Mao and Degeneration
It was Mao's belief that there was a specifically Chinese road to socialism, though in pursuit of that road he effectively turned the classic doctrines of Marxist materialism inside out, with quite disastrous consequences for China and the Chinese people.
You see, in terms of economic development and industrial resources, China of the mid-twentieth century was about as far removed from that stage of advanced historical development that Karl Marx had believed to be the essential precursor of a successful revolution. Short of many natural resources it possessed one thing in abundance-people. And it was people who were to be the raw material in Mao's great experiment.
Now, though Lenin had always stressed that there was a subjective element to the whole revolutionary process, that it was an act of political consciousness, Mao took this subjectivity to what might be described as an anti-materialist extreme. Distrustful of experts and obstacles, distrustful of bureaucracy, he placed his greatest intellectual emphasis on achieving goals by an 'act of faith' alone; that even the most difficult things were not beyond the power of will. In other words, it was the will of the people, the power of the masses, that would enable the Chinese to catch up with the Soviets and the advanced industrial powers of the west.
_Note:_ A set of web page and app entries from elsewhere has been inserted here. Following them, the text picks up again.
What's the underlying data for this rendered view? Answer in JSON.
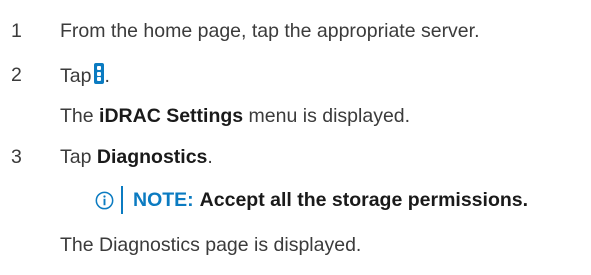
{
  "steps": [
    {
      "number": "1",
      "text": "From the home page, tap the appropriate server."
    },
    {
      "number": "2",
      "text_prefix": "Tap",
      "text_suffix": ".",
      "icon": "vertical-three-dot-menu-icon",
      "result_prefix": "The",
      "result_bold": "iDRAC Settings",
      "result_suffix": "menu is displayed."
    },
    {
      "number": "3",
      "text_prefix": "Tap",
      "text_bold": "Diagnostics",
      "text_suffix": "."
    }
  ],
  "note": {
    "icon": "info-circle-icon",
    "label": "NOTE:",
    "text": "Accept all the storage permissions."
  },
  "result": "The Diagnostics page is displayed.",
  "colors": {
    "accent": "#0b7bc1",
    "body_text": "#3b3b3b",
    "bold_text": "#1a1a1a"
  }
}
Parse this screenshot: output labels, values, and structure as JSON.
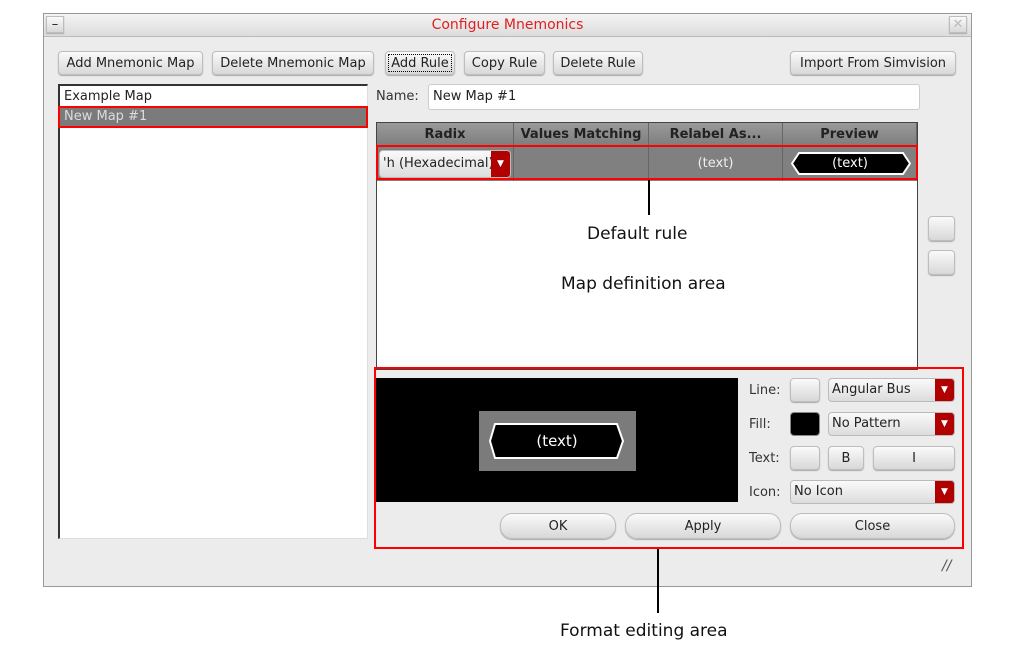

This, in essence, is the key to the Great Leap Forward. By this Mao hoped that steel production would increase if the energy and will of the whole nation could simply be directed towards that particular end, regardless of technical and practical objections. Revolutionary zeal would be enough. Of course it was not. The steel that was produced was of poor quality and the neglect of other areas of the economy, agriculture in particular, was to create one of the worst man-made famines in the whole course of Chinese history. Despite this Mao did not abandon his belief in revolutionary spontaneity, which was to emerge once again, with equally disastrous consequences, in the Cultural Revolution.
In thinking of the deleterious effects of these forms of anti-materialist and, it might be said, anti-Marxist voluntarism, one should also consider the actions of Pol Pot, Mao's greatest and most murderous disciple. I have been to the Killing Fields; I have seen.
Mao still haunts modern China, a little like the ghost of Banquo, although less relevant, less frightful, even, with the passing of the years.